WHAT YOU WILL DO ->
Look through the data that follows and copy each line with the string "SoftwareProtectionPlatform".

GIVEN DATA ->
····················

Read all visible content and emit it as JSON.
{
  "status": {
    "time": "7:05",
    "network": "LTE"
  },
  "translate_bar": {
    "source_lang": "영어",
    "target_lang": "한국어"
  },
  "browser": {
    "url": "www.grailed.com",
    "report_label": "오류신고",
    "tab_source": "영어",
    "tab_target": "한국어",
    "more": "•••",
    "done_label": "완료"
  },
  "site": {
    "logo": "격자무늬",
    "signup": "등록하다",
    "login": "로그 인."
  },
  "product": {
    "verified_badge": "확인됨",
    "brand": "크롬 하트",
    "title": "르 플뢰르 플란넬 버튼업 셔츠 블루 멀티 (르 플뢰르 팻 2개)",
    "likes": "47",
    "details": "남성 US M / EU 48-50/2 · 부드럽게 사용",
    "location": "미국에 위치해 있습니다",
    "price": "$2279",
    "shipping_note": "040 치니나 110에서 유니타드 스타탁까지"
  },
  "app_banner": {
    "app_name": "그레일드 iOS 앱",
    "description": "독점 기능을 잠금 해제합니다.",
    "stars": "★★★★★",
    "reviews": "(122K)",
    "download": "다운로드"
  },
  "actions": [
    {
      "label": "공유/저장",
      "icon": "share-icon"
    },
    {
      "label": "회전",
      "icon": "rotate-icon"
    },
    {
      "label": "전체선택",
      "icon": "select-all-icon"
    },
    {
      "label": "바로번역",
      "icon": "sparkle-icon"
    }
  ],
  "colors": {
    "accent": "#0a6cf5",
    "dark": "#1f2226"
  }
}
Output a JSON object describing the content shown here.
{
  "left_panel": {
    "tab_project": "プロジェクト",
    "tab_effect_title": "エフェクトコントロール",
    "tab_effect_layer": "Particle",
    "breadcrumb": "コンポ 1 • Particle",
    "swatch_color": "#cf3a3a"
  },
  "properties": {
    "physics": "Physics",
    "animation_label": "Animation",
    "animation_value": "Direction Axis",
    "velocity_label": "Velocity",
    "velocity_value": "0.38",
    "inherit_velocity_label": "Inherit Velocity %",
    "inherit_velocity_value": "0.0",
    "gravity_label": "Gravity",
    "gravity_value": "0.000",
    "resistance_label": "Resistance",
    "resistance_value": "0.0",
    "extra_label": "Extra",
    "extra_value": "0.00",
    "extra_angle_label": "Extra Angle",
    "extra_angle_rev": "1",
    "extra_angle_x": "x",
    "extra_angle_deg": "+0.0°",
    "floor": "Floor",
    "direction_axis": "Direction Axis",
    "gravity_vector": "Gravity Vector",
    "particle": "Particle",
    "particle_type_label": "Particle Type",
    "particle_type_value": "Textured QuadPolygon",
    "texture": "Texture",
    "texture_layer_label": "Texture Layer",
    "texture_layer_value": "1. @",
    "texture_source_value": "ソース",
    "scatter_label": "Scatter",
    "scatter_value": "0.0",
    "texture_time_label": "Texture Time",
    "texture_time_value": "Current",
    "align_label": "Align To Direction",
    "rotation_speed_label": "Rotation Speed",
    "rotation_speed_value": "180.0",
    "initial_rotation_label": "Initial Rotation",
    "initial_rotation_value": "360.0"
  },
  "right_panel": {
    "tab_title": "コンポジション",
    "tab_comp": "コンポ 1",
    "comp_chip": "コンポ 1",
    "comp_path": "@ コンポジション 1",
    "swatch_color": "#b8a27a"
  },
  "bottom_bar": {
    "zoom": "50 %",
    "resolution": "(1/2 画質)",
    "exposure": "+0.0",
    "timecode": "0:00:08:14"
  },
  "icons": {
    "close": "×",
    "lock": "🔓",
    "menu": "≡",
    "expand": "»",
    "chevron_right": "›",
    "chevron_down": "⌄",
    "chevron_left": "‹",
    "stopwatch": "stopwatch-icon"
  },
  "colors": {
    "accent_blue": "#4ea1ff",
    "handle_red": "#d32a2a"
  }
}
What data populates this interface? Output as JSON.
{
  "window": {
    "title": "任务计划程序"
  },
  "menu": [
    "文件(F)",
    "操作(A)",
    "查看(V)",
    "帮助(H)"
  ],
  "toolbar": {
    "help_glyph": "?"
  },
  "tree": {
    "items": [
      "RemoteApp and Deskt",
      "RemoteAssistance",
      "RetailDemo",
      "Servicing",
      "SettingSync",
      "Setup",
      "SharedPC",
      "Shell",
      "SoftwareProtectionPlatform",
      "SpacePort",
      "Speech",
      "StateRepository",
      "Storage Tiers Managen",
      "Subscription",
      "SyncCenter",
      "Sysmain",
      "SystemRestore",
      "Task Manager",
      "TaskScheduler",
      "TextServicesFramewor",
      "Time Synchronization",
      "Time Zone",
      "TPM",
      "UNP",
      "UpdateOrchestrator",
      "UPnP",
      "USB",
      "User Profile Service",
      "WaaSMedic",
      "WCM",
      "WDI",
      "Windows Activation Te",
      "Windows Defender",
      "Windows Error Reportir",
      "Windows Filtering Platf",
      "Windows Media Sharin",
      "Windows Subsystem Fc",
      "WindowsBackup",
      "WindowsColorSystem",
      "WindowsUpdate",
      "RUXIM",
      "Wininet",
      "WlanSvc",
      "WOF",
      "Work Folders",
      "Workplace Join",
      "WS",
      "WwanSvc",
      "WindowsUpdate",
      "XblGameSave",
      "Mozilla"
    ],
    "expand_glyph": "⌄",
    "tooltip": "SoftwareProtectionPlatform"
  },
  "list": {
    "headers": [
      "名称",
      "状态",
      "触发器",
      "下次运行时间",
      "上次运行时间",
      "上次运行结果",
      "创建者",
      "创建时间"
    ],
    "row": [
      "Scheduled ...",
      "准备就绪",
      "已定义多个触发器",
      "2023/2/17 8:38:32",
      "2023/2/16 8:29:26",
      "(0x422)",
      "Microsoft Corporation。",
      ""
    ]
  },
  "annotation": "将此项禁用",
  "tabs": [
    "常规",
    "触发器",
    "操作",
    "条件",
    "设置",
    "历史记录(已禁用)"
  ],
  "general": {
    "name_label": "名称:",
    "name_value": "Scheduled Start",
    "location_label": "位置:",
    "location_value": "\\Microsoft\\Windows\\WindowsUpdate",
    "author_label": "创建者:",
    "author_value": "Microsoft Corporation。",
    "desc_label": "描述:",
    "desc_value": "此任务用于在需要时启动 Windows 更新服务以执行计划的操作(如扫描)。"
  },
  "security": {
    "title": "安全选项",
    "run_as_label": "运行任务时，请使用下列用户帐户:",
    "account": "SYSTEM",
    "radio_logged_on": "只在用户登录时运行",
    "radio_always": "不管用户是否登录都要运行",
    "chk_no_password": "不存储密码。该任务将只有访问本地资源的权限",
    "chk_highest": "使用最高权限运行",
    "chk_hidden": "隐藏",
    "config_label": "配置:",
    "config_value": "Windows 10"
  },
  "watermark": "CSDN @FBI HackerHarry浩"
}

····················

SOLUTION TO THIS TASK ->
      "SoftwareProtectionPlatform",
    "tooltip": "SoftwareProtectionPlatform"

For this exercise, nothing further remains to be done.